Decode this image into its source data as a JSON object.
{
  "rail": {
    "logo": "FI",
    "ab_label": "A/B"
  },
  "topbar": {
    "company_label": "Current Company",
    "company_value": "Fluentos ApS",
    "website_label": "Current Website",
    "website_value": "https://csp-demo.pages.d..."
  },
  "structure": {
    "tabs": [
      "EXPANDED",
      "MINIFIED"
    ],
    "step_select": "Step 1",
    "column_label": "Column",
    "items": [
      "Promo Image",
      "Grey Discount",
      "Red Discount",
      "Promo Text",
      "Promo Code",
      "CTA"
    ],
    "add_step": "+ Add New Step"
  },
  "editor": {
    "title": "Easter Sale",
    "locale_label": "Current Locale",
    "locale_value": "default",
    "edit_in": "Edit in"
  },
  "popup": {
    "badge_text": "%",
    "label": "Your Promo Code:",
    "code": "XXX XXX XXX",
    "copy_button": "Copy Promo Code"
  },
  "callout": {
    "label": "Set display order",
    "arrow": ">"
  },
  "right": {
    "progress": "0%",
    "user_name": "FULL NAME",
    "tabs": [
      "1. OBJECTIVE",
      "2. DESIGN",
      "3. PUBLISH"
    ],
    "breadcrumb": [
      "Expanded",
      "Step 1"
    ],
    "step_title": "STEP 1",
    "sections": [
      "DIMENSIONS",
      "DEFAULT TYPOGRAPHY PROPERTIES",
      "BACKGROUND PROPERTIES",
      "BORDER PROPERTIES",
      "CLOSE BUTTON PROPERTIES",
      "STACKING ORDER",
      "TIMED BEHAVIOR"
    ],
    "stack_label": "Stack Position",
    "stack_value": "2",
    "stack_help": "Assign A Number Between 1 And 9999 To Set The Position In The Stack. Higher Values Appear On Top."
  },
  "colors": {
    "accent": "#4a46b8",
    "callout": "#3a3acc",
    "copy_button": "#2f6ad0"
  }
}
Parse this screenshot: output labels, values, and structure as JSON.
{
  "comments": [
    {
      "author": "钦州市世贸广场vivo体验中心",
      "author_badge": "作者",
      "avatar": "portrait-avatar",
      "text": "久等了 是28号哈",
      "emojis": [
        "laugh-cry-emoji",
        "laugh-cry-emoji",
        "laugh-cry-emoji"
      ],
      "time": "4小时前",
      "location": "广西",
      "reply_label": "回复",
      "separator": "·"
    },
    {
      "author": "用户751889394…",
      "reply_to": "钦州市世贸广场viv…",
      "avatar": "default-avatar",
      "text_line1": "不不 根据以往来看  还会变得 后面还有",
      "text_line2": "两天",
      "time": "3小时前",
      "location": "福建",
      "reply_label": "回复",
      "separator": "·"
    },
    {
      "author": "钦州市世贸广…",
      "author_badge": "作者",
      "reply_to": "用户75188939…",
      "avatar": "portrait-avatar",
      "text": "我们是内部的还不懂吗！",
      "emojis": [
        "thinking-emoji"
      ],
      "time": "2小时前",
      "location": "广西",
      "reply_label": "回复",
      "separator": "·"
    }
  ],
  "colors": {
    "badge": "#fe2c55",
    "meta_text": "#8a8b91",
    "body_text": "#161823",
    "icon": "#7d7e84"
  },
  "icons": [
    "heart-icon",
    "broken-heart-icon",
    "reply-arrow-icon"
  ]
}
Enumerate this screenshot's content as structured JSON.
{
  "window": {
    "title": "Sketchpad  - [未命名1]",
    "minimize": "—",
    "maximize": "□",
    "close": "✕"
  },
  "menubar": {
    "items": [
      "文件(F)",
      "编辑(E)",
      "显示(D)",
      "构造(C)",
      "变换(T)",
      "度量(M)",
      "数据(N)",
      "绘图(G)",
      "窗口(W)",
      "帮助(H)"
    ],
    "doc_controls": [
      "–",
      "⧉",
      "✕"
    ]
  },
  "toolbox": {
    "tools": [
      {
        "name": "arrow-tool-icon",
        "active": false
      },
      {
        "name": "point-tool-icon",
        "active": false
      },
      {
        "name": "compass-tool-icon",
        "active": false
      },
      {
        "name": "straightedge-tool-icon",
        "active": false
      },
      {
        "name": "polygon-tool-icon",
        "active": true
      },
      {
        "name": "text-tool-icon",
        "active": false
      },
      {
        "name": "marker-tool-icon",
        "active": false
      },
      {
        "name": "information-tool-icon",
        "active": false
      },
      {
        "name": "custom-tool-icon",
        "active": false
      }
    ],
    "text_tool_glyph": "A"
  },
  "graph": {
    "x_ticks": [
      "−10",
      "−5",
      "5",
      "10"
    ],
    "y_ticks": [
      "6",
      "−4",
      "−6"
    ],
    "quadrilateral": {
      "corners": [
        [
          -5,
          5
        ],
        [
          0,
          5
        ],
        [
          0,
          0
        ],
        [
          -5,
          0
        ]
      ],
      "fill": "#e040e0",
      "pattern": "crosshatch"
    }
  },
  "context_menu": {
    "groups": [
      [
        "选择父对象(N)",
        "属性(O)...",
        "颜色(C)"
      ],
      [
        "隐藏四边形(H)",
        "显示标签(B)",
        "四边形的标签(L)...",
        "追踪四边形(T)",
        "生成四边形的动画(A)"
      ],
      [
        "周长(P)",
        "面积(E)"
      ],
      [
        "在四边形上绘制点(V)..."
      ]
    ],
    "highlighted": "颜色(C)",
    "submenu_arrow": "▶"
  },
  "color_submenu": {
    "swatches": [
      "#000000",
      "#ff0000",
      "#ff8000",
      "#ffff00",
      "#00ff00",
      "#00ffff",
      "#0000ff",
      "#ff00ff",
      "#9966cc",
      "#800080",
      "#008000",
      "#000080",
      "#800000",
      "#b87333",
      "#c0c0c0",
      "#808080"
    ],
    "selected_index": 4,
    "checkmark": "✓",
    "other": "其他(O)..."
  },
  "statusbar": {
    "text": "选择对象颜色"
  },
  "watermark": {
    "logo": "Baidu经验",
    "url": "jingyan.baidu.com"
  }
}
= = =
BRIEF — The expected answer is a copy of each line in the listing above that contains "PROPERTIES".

SOLUTION —
      "DEFAULT TYPOGRAPHY PROPERTIES",
      "BACKGROUND PROPERTIES",
      "BORDER PROPERTIES",
      "CLOSE BUTTON PROPERTIES",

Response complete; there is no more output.